Exercise directions =>
Look through the listing below and work out how many of its lines hold the word "description". Give only the number.

Dataset =>
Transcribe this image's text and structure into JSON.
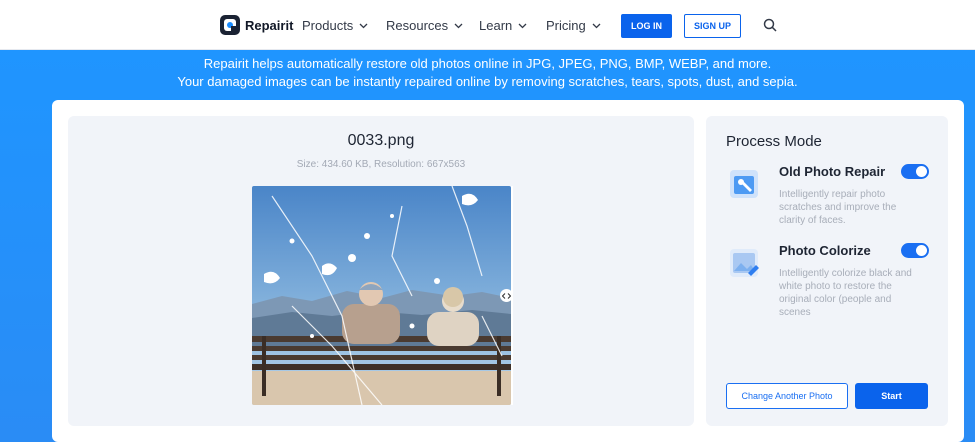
{
  "nav": {
    "brand": "Repairit",
    "items": [
      {
        "label": "Products"
      },
      {
        "label": "Resources"
      },
      {
        "label": "Learn"
      },
      {
        "label": "Pricing"
      }
    ],
    "login_label": "LOG IN",
    "signup_label": "SIGN UP"
  },
  "hero": {
    "line1": "Repairit helps automatically restore old photos online in JPG, JPEG, PNG, BMP, WEBP, and more.",
    "line2": "Your damaged images can be instantly repaired online by removing scratches, tears, spots, dust, and sepia."
  },
  "preview": {
    "file_name": "0033.png",
    "meta": "Size: 434.60 KB, Resolution: 667x563"
  },
  "process": {
    "title": "Process Mode",
    "modes": [
      {
        "title": "Old Photo Repair",
        "description": "Intelligently repair photo scratches and improve the clarity of faces.",
        "enabled": true
      },
      {
        "title": "Photo Colorize",
        "description": "Intelligently colorize black and white photo to restore the original color (people and scenes",
        "enabled": true
      }
    ],
    "change_label": "Change Another Photo",
    "start_label": "Start"
  },
  "colors": {
    "accent": "#0a63ec",
    "hero": "#1f95ff",
    "panel": "#f1f4f9"
  }
}
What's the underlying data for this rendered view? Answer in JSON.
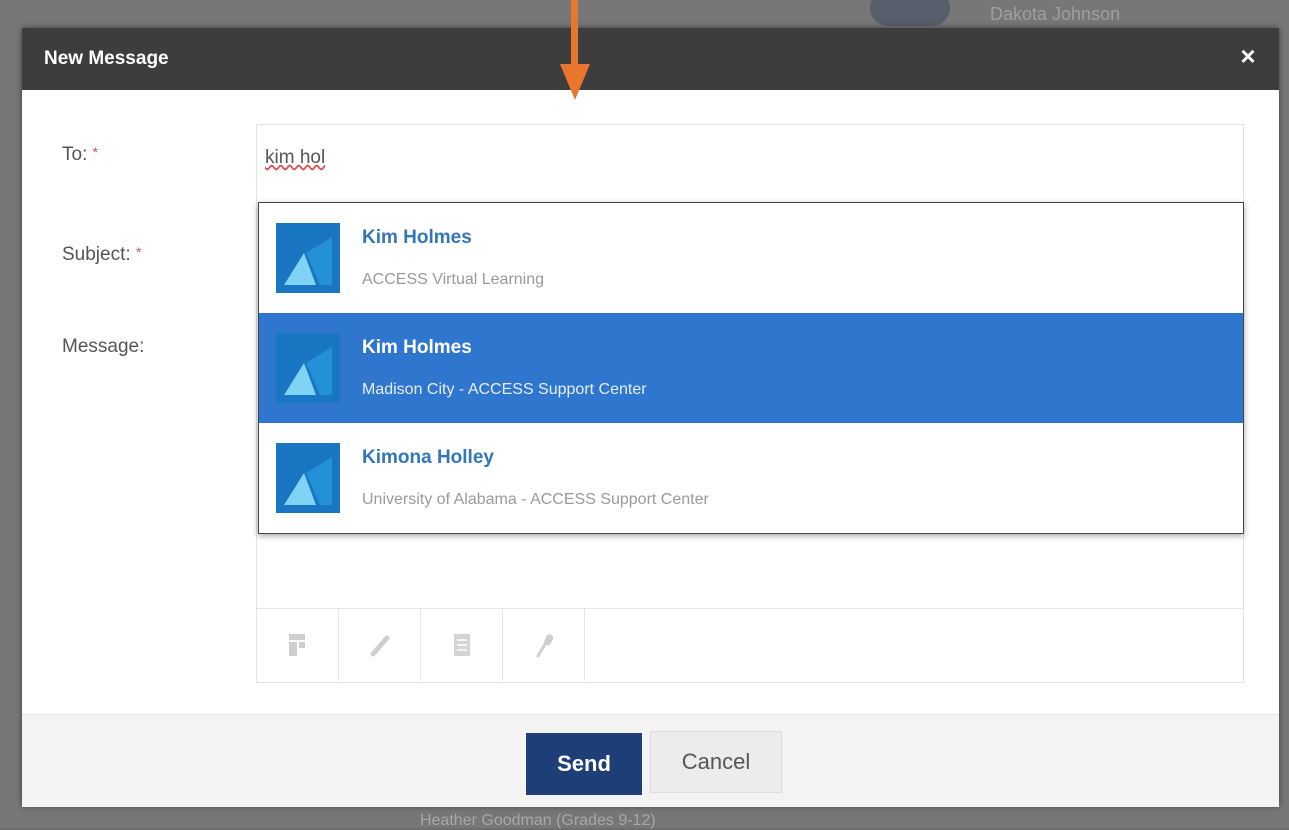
{
  "background": {
    "user_name": "Dakota Johnson",
    "footer_text": "Heather Goodman (Grades 9-12)"
  },
  "dialog": {
    "title": "New Message",
    "close_glyph": "×"
  },
  "form": {
    "to_label": "To:",
    "subject_label": "Subject:",
    "message_label": "Message:",
    "required_marker": "*",
    "to_value": "kim hol"
  },
  "autocomplete": {
    "options": [
      {
        "name": "Kim Holmes",
        "organization": "ACCESS Virtual Learning",
        "selected": false
      },
      {
        "name": "Kim Holmes",
        "organization": "Madison City - ACCESS Support Center",
        "selected": true
      },
      {
        "name": "Kimona Holley",
        "organization": "University of Alabama - ACCESS Support Center",
        "selected": false
      }
    ]
  },
  "editor_toolbar": {
    "buttons": [
      "insert-icon",
      "link-icon",
      "document-icon",
      "microphone-icon"
    ]
  },
  "buttons": {
    "send": "Send",
    "cancel": "Cancel"
  },
  "colors": {
    "titlebar": "#3d3d3d",
    "selected_option": "#2f76cf",
    "send_button": "#1e3e78",
    "annotation_arrow": "#e8762d",
    "option_icon": "#1976c2"
  }
}
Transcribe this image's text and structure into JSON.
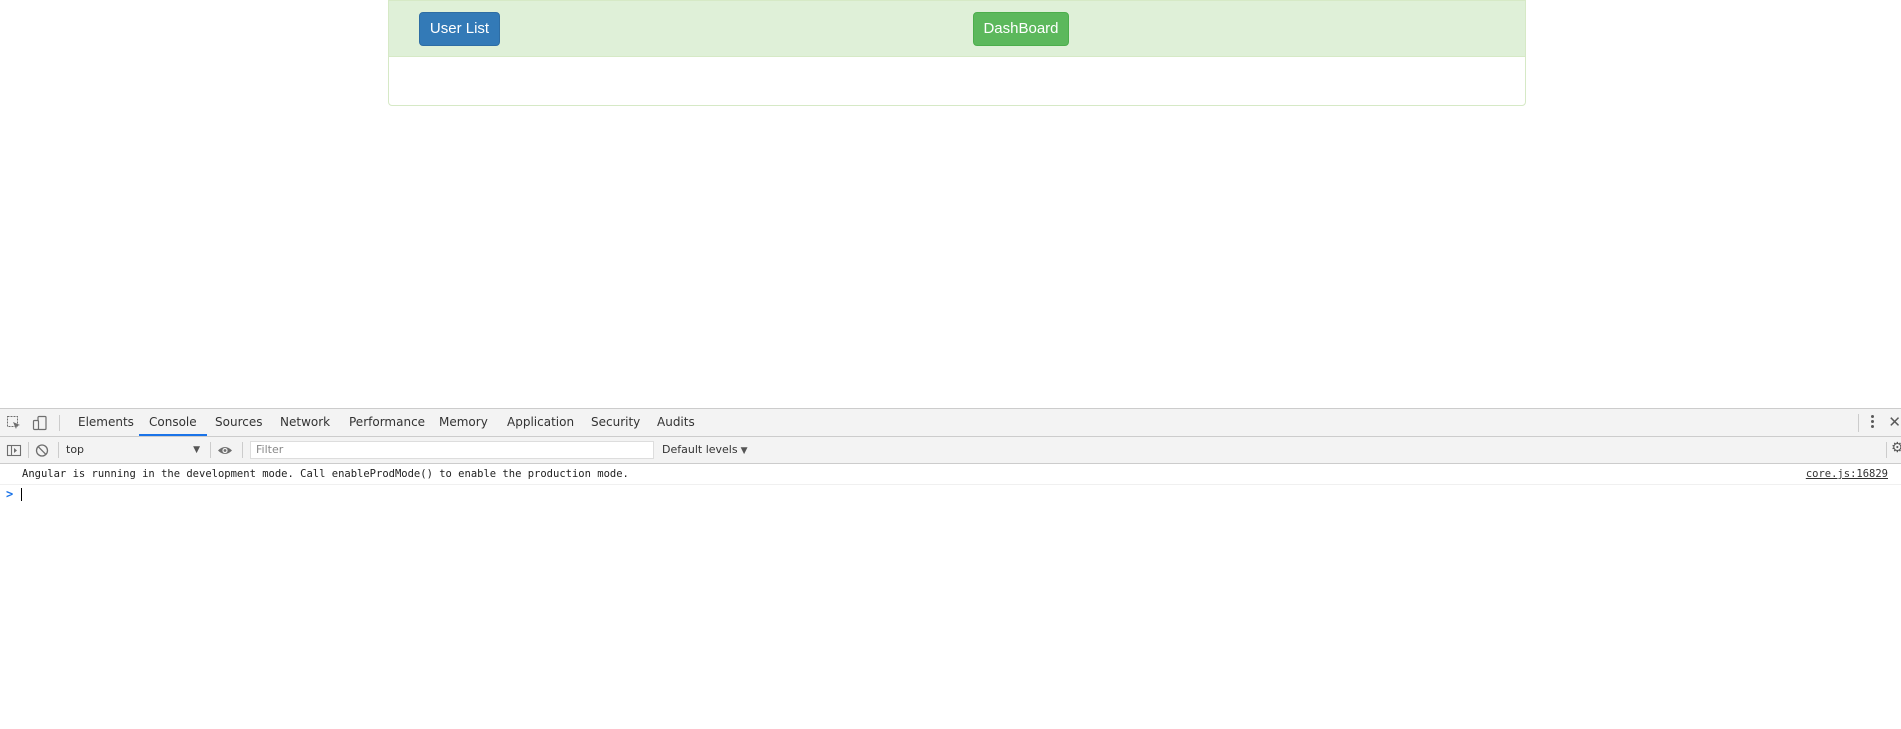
{
  "page": {
    "buttons": {
      "user_list": "User List",
      "dashboard": "DashBoard"
    }
  },
  "devtools": {
    "tabs": [
      "Elements",
      "Console",
      "Sources",
      "Network",
      "Performance",
      "Memory",
      "Application",
      "Security",
      "Audits"
    ],
    "active_tab": "Console",
    "toolbar": {
      "context": "top",
      "filter_placeholder": "Filter",
      "filter_value": "",
      "levels": "Default levels"
    },
    "console": {
      "messages": [
        {
          "text": "Angular is running in the development mode. Call enableProdMode() to enable the production mode.",
          "source": "core.js:16829"
        }
      ],
      "prompt": ">"
    },
    "icons": [
      "inspect-element-icon",
      "device-toolbar-icon",
      "sidebar-toggle-icon",
      "clear-console-icon",
      "eye-icon",
      "more-options-icon",
      "close-icon",
      "settings-gear-icon"
    ],
    "colors": {
      "accent": "#1a73e8",
      "toolbar_bg": "#f3f3f3"
    }
  },
  "colors": {
    "panel_header_bg": "#dff0d8",
    "panel_border": "#d6e9c6",
    "primary_button": "#337ab7",
    "success_button": "#5cb85c"
  }
}
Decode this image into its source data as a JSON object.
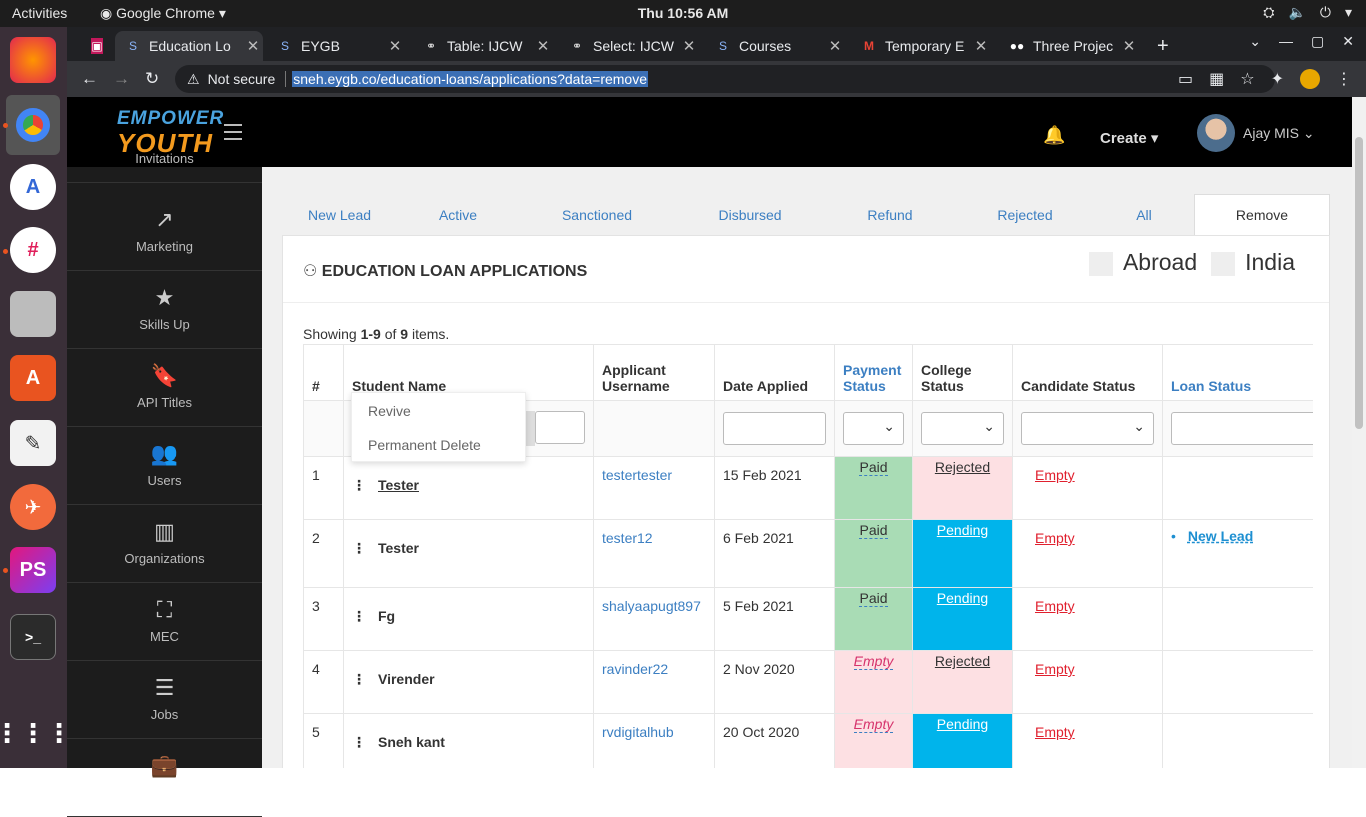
{
  "os": {
    "activities": "Activities",
    "app": "Google Chrome",
    "clock": "Thu 10:56 AM"
  },
  "browser": {
    "tabs": [
      {
        "label": "Education Lo",
        "icon": "eygb-icon"
      },
      {
        "label": "EYGB",
        "icon": "eygb-icon"
      },
      {
        "label": "Table: IJCW",
        "icon": "link-icon"
      },
      {
        "label": "Select: IJCW",
        "icon": "link-icon"
      },
      {
        "label": "Courses",
        "icon": "eygb-icon"
      },
      {
        "label": "Temporary E",
        "icon": "gmail-icon"
      },
      {
        "label": "Three Projec",
        "icon": "medium-icon"
      }
    ],
    "security": "Not secure",
    "url": "sneh.eygb.co/education-loans/applications?data=remove"
  },
  "header": {
    "logo_top": "EMPOWER",
    "logo_bottom": "YOUTH",
    "create": "Create",
    "user": "Ajay MIS"
  },
  "sidebar": {
    "partial": "Invitations",
    "items": [
      {
        "label": "Marketing",
        "icon": "share-icon"
      },
      {
        "label": "Skills Up",
        "icon": "star-icon"
      },
      {
        "label": "API Titles",
        "icon": "bookmark-icon"
      },
      {
        "label": "Users",
        "icon": "users-icon"
      },
      {
        "label": "Organizations",
        "icon": "building-icon"
      },
      {
        "label": "MEC",
        "icon": "mec-icon"
      },
      {
        "label": "Jobs",
        "icon": "jobs-icon"
      }
    ]
  },
  "status_tabs": [
    "New Lead",
    "Active",
    "Sanctioned",
    "Disbursed",
    "Refund",
    "Rejected",
    "All",
    "Remove"
  ],
  "card": {
    "title": "EDUCATION LOAN APPLICATIONS",
    "region_a": "Abroad",
    "region_b": "India"
  },
  "summary": {
    "prefix": "Showing ",
    "range": "1-9",
    "mid": " of ",
    "total": "9",
    "suffix": " items."
  },
  "table": {
    "headers": [
      "#",
      "Student Name",
      "Applicant Username",
      "Date Applied",
      "Payment Status",
      "College Status",
      "Candidate Status",
      "Loan Status"
    ],
    "rows": [
      {
        "n": "1",
        "name": "Tester",
        "user": "testertester",
        "date": "15 Feb 2021",
        "payment": "Paid",
        "college": "Rejected",
        "candidate": "Empty",
        "loan": ""
      },
      {
        "n": "2",
        "name": "Tester",
        "user": "tester12",
        "date": "6 Feb 2021",
        "payment": "Paid",
        "college": "Pending",
        "candidate": "Empty",
        "loan": "New Lead"
      },
      {
        "n": "3",
        "name": "Fg",
        "user": "shalyaapugt897",
        "date": "5 Feb 2021",
        "payment": "Paid",
        "college": "Pending",
        "candidate": "Empty",
        "loan": ""
      },
      {
        "n": "4",
        "name": "Virender",
        "user": "ravinder22",
        "date": "2 Nov 2020",
        "payment": "Empty",
        "college": "Rejected",
        "candidate": "Empty",
        "loan": ""
      },
      {
        "n": "5",
        "name": "Sneh kant",
        "user": "rvdigitalhub",
        "date": "20 Oct 2020",
        "payment": "Empty",
        "college": "Pending",
        "candidate": "Empty",
        "loan": ""
      }
    ]
  },
  "popup": {
    "revive": "Revive",
    "delete": "Permanent Delete"
  }
}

Answer box =>
2